One bonus of replacing the entire 125 foot length of my zepp antenna is that the old wire can be pressed into service as additional radial wire around the base of my ground-mounted Butternut vertical. That is for an upcoming weekend... if the snow isn't three feet deep by then!

Tuesday, October 09, 2007

The Handiham World for 10 October 2007

40 years of the Courage Handiham SystemIn this issue you will find:

Avery's QTH

...and lots of other stuff. Tune in today!

Greetings from my work-at-home office and ham shack!

I am taking a week of vacation, but thankfully Avery is still in the office and he has sent you another edition of Avery's QTH.

There are no Friday audio lectures.

Patrick Tice
Handiham Manager

Photo: Avery looks for new funny stories with the largest magnifier he can find!

Welcome once again to my humble QTH:

Gosh, folks!
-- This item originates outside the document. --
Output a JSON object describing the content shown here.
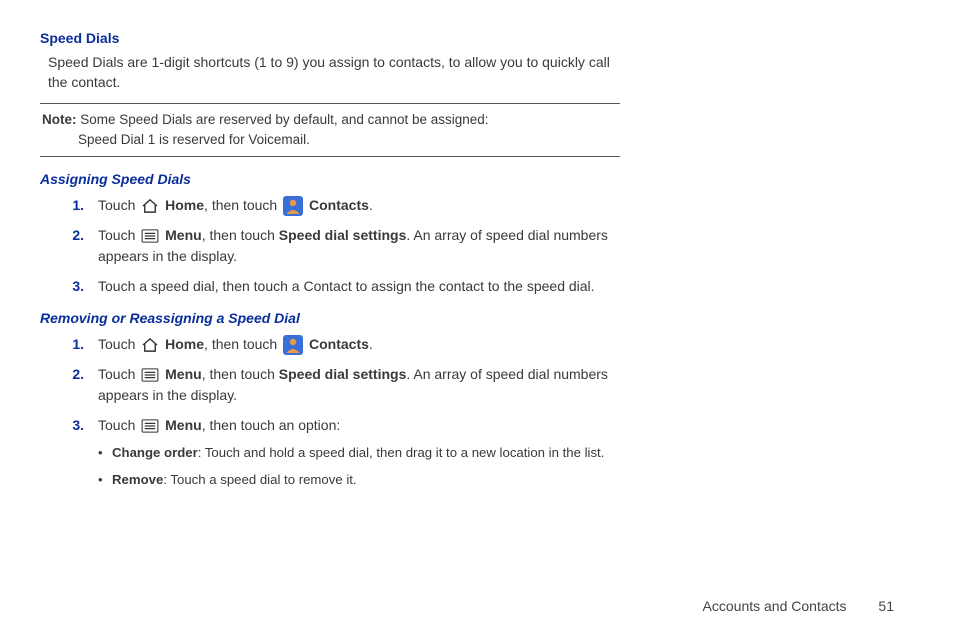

I think we started something here as the funnies just keep rolling in. Here we go with this week's.

From Stanley Logvynenko somewhere in cyberspace:

Way back in the 1950's there was disaster in a coal mine in Nova Scotia Canada. Everyone was at the entrance waiting and waiting to be rescued. Also waiting at the entrance was this reporter. Every once in a while he would flash his camera's flash just to check his battery and it worked faithfully. After 24 hours the rescued miners started to come out and this reporter wanted to take the picture so he pointed the camera pressed the button but no FLASH...... He killed the battery by checking the flash too many times!

From David Depew, KF6TPQ, Burbank, CA:

This is not a funny, but is interesting at this 50th anniversary of the launch of Sputnik and of our U.S. satellite in January, 1958. In my senior year of high school in 1957-1958, I was taking chemistry. For my term paper, I wrote about ancient batteries. Electroplated jewelry from about 1,500 years ago had been found. The electric batteries used electrodes of copper and of iron with fruit juice as the electrolyte.

To research this, I went to the main Los Angeles City Public Library in 1958. As I looked through books on electricity and electronics from the early 20th century, there was something interesting. The old style cardboard cards were in the pockets inside the front of each book. Virtually all of those books had been checked out by "JPL" the Jet Propulsion Laboratory in Pasadena. JPL had designed, built and launched the Explorer 1 satellite in three months. I think that when they got the order to promptly build the satellite, someone was assigned to research in all the old library books for all possible information on batteries, in the hopes of building good batteries for the satellites.

In the 1980's, I met the man who designed and built the first little tape player that was in our PROJECT SCORE satellite. It carried a prerecorded Christmas message from President Eisenhower and broadcast it on December 19, 1958. That was the first voice ever beamed to earth from space.

I hope you enjoyed these week's funnies. Send me some more!

So until next time 73 es DX de K0HLA Avery

You can email Avery with your funny stories or anything else at:

Wednesday, October 03, 2007

The Handiham World for 03 October 2007

40 years of the Courage Handiham SystemIn this issue you will find:

  • Beep, beep
  • Avery's QTH: Thanks, but...
  • Poll says antennas need work
  • Change of seasons, change of... net?
  • Event certificates mail this week
  • Elmer goofs off
  • Magazine digest status
  • Revised Part 97 in text posted
  • Audio project status
...and lots of other stuff. Tune in today!